Back pain, in addition to being a common symptom of scoliosis, is one of the factors that can potentially disqualify a person from entering the British Army. However, it's worth noting that none of the effects of scoliosis are immediate barriers, and generally speaking, your spinal curve should only keep you from joining the Army if it has a significant effect on your mobility and/or your overall health.

Matthew's Story

24-year-old Matthew Gilson from Somerset wanted to join the British Armed Forces, but he feared that this ambition would have to be laid to rest when he was diagnosed with scoliosis. He found himself suffering from intense back pain, and this forced him to put his demanding training regime on hold for a while.

Scoliosis sufferer Matthew from Wells

However, after completing a 4-week ScolioGold treatment course here at the Scoliosis SOS Clinic, Matthew's pain levels had receded massively, and his posture was better as well. This improvement allowed him to re-apply for the Army and continue following his dream of serving in the military.

If you require scoliosis treatment, please contact Scoliosis SOS today to find out how our non-surgical treatment courses may be able to help you.
Back pain treatment

Back pain is a very common ailment amongst people of all ages. It varies hugely in severity - ranging from a mildly uncomfortable ache to constant, debilitating agony - and can be brought on by all kinds of different triggers, including:
  • Poor posture
  • Lifting heavy objects (manual handling injuries)
  • Pulled muscles or ligaments
  • Stress / fatigue
  • Hard blows to the back (e.g. falling on your back)
  • Medical conditions such as scoliosis or spondylolisthesis
Most back pain gets better within a few weeks if not sooner. Sometimes, a simple change may be all that's required to relieve your back pain - for example, if you suffer from back pain due to bad posture, correcting your posture should solve the problem.
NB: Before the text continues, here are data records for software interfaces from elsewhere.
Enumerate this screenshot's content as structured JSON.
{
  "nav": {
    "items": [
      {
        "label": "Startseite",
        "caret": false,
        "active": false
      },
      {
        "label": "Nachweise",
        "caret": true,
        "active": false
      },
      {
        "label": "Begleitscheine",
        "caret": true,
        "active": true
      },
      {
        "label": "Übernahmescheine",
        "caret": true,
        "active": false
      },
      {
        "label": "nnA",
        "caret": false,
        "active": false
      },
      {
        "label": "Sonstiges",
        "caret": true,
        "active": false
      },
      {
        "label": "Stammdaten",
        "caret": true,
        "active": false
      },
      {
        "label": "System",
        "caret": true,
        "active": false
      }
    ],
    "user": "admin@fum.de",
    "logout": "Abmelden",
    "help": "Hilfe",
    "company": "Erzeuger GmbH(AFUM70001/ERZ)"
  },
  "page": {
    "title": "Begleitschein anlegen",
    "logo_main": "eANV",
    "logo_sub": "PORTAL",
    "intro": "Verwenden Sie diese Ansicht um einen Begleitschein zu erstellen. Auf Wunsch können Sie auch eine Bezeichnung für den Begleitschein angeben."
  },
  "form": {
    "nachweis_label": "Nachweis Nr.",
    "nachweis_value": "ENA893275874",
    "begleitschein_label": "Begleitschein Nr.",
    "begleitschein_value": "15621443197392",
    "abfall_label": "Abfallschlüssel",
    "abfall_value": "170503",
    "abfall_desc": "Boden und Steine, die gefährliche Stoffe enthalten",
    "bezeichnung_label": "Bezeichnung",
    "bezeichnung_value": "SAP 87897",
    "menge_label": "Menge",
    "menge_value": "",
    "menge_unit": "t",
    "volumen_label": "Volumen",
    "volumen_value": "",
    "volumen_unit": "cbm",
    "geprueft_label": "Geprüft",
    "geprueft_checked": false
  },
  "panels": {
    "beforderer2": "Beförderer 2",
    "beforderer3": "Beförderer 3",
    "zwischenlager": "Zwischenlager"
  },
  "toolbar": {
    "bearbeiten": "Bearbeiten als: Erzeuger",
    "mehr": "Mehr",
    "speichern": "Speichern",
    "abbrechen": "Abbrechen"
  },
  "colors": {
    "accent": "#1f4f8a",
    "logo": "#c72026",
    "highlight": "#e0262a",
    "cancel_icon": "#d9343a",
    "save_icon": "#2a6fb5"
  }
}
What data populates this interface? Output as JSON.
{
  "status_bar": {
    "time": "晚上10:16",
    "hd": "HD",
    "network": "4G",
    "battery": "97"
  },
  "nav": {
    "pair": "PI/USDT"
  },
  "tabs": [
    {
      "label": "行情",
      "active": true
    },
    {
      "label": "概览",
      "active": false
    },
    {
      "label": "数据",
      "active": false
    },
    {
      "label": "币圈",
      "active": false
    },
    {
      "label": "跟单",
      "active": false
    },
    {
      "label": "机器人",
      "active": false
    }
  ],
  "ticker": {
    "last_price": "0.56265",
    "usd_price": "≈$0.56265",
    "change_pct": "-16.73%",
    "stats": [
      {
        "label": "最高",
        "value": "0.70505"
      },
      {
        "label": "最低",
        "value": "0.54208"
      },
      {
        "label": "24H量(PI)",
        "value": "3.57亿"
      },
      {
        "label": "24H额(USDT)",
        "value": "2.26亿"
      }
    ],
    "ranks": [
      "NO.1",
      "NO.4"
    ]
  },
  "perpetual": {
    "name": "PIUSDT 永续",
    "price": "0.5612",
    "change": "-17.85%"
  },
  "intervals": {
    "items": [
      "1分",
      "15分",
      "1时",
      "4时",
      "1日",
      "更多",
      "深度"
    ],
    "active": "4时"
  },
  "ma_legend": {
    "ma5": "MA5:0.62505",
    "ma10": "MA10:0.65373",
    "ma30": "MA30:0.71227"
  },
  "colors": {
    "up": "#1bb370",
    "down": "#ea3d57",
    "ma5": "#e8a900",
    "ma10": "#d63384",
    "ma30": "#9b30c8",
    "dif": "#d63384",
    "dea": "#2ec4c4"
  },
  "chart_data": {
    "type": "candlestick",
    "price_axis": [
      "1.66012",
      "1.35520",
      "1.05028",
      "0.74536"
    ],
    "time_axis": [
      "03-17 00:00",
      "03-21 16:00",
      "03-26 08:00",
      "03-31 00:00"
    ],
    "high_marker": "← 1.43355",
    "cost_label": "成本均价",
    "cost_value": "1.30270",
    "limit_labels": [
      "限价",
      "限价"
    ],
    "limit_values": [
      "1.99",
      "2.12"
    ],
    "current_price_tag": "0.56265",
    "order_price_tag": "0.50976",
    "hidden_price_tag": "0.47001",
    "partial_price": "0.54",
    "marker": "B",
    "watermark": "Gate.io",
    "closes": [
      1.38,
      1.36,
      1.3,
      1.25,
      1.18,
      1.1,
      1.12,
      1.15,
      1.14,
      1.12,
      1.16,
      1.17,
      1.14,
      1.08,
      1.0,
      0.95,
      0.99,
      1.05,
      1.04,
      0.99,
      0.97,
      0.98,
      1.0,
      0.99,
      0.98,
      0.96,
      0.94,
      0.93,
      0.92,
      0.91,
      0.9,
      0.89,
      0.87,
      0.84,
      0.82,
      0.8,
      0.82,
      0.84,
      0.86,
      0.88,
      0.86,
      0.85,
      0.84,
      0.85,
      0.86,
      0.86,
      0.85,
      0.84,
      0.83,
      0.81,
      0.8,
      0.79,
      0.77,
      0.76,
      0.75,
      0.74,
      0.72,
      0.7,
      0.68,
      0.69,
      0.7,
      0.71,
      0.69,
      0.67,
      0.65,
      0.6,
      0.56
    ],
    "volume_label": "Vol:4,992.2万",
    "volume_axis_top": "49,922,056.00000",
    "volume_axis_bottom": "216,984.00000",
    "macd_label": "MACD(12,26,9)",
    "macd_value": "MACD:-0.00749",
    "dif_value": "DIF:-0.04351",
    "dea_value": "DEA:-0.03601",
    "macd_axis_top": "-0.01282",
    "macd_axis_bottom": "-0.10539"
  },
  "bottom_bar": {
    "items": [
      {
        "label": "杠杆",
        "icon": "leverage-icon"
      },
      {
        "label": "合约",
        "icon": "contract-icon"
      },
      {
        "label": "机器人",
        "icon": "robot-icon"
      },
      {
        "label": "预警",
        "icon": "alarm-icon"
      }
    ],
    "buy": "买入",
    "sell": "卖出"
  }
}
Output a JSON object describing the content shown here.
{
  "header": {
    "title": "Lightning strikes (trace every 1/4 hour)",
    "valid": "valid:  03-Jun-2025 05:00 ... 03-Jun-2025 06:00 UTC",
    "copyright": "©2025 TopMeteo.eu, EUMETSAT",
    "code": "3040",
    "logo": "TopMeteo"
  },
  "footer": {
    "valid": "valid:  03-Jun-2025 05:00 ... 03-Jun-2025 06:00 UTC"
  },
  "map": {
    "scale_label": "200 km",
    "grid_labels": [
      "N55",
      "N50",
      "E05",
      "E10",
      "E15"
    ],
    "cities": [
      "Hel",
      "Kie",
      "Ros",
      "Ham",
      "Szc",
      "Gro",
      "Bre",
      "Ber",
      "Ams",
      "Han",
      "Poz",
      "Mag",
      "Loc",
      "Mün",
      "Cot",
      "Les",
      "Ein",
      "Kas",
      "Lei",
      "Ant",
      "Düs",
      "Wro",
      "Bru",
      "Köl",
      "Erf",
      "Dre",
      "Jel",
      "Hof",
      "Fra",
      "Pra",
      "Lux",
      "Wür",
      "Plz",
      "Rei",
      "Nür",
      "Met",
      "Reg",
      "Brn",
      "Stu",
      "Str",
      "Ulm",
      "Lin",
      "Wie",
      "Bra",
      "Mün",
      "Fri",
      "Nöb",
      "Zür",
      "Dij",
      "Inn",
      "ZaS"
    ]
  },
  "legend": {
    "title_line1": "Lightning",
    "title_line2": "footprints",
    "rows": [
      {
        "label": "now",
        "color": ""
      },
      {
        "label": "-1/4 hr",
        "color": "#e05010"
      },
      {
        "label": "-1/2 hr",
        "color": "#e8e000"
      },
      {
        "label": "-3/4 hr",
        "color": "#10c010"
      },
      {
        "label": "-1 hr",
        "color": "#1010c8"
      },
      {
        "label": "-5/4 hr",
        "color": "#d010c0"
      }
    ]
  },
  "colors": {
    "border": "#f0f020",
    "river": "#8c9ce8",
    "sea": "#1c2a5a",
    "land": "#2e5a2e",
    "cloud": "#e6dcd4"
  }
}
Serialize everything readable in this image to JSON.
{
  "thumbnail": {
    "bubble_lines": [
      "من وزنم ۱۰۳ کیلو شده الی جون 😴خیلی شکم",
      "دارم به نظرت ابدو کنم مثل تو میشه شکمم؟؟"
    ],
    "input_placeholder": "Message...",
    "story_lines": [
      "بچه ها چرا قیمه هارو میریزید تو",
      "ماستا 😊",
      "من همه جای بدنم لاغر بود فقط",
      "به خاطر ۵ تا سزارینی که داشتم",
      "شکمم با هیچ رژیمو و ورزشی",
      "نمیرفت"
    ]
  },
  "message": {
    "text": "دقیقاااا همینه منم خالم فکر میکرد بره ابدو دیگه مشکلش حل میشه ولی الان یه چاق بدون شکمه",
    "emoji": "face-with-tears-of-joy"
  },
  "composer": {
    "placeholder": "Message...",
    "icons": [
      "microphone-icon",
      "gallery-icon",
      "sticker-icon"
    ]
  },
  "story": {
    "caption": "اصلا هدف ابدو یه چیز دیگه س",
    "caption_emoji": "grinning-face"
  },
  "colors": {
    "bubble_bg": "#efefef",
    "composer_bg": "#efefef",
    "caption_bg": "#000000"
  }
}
Sometimes, however, the pain doesn't go away (this is called 'chronic pain' or 'persistent pain'). In this case, it may be necessary to seek treatment.

Treatment options for persistent back pain

If you are suffering from severe and/or persistent back pain, you should visit your GP. They will most likely recommend one (or more) of the following treatments:
  • Pain relief medication. In order to help you deal with the pain, your doctor may prescribe a course of painkillers. Different types of medication may be recommended depending on the severity of your pain and other factors: if you only require light pain relief, paracetamol or ibuprofen might do the trick, whereas particularly excruciating pain may require something stronger (such as codeine or tramadol). Always consult your GP before taking pain medication.

  • Physical therapy. In certain circumstances, physical therapy may be recommended as a way of reducing your pain and helping you to live your life normally. Some forms of physical therapy are available on the NHS, although if your pain is caused by an underlying medical issue, it may be a good idea to seek a specialised treatment course that is specifically tailored to your condition (e.g. ScolioGold therapy for scoliosis and other curvatures of the spine).

  • Surgery. Some causes of chronic back pain can be corrected via a surgical operation. For instance, if you have a severe case of scoliosis that's causing persistent pain, spinal fusion surgery might be recommended as a possible solution. However, surgery is invasive and comes with many risks, and there are several alternatives to surgery that you should consider before undergoing an operation.
if you suffer from back pain and would like to arrange for a Specialist Spinal Physiotherapist to assess and treat your condition, please contact Scoliosis SOS on 0207 488 4428 to arrange an Initial Consultation.
Book Your Appointment >